● ACTIVITY: Find the word "Jobless" in the listing, and copy out each line where it turns up.
+---+
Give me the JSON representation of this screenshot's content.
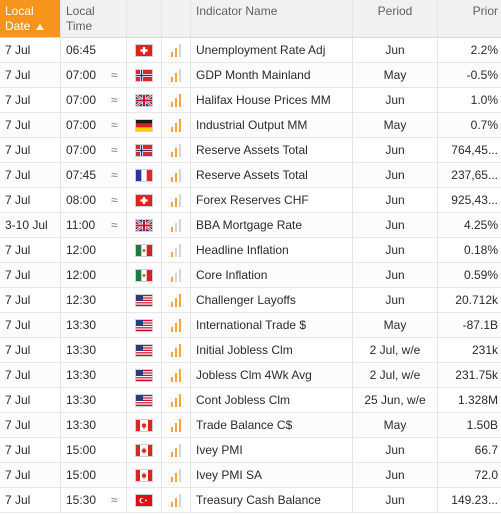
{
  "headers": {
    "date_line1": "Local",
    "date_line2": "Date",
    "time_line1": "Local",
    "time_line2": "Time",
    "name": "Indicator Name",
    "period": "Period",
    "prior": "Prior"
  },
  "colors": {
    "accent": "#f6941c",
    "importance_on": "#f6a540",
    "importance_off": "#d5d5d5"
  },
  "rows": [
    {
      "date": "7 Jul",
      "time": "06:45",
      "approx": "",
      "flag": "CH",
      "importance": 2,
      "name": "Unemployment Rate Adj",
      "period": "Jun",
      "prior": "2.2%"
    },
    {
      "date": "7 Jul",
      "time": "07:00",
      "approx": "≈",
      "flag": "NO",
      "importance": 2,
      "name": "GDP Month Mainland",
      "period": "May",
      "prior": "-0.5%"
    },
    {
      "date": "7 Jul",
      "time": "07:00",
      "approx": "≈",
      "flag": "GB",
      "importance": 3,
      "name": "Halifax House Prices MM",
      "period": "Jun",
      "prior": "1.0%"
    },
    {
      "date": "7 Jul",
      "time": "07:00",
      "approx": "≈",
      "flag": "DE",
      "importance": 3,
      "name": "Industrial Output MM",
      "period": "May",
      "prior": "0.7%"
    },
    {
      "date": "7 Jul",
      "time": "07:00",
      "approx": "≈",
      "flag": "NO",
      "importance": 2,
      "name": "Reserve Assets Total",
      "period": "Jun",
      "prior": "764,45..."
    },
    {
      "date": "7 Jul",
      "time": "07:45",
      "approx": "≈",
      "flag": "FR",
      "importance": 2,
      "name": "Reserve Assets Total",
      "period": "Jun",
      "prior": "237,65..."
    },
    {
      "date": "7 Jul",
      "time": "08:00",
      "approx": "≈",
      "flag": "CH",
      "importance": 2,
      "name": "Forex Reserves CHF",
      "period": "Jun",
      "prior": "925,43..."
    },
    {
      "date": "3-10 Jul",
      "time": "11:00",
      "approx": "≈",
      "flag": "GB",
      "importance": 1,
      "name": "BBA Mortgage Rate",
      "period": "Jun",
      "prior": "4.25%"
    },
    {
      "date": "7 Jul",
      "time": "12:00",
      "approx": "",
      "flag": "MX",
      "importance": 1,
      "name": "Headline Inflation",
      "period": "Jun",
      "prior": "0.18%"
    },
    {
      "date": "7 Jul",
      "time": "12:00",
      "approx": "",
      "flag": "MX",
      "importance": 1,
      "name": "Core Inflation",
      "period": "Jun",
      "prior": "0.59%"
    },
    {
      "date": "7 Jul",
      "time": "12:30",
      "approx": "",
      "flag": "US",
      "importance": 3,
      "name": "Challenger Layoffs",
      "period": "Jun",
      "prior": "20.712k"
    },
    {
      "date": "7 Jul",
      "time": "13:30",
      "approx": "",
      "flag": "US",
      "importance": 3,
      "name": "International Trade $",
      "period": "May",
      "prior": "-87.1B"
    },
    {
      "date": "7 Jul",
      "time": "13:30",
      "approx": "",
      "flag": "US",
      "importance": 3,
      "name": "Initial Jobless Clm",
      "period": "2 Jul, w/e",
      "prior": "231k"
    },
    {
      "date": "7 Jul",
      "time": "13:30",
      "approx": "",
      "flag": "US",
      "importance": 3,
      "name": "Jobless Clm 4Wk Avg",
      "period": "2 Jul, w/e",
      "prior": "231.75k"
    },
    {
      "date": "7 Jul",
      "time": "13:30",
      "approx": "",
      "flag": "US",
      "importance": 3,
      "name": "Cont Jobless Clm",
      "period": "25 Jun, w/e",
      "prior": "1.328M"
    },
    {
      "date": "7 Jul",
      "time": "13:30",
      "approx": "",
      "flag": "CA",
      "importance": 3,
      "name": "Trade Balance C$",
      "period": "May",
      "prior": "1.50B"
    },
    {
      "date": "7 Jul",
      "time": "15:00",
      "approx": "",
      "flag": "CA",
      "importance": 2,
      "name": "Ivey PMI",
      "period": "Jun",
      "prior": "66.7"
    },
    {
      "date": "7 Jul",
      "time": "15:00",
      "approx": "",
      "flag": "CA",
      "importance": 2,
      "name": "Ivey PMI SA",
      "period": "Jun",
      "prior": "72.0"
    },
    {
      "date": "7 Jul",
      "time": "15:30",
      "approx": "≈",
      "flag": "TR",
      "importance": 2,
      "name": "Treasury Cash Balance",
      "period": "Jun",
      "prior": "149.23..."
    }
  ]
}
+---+
● EXERCISE SOLUTION:
      "name": "Initial Jobless Clm",
      "name": "Jobless Clm 4Wk Avg",
      "name": "Cont Jobless Clm",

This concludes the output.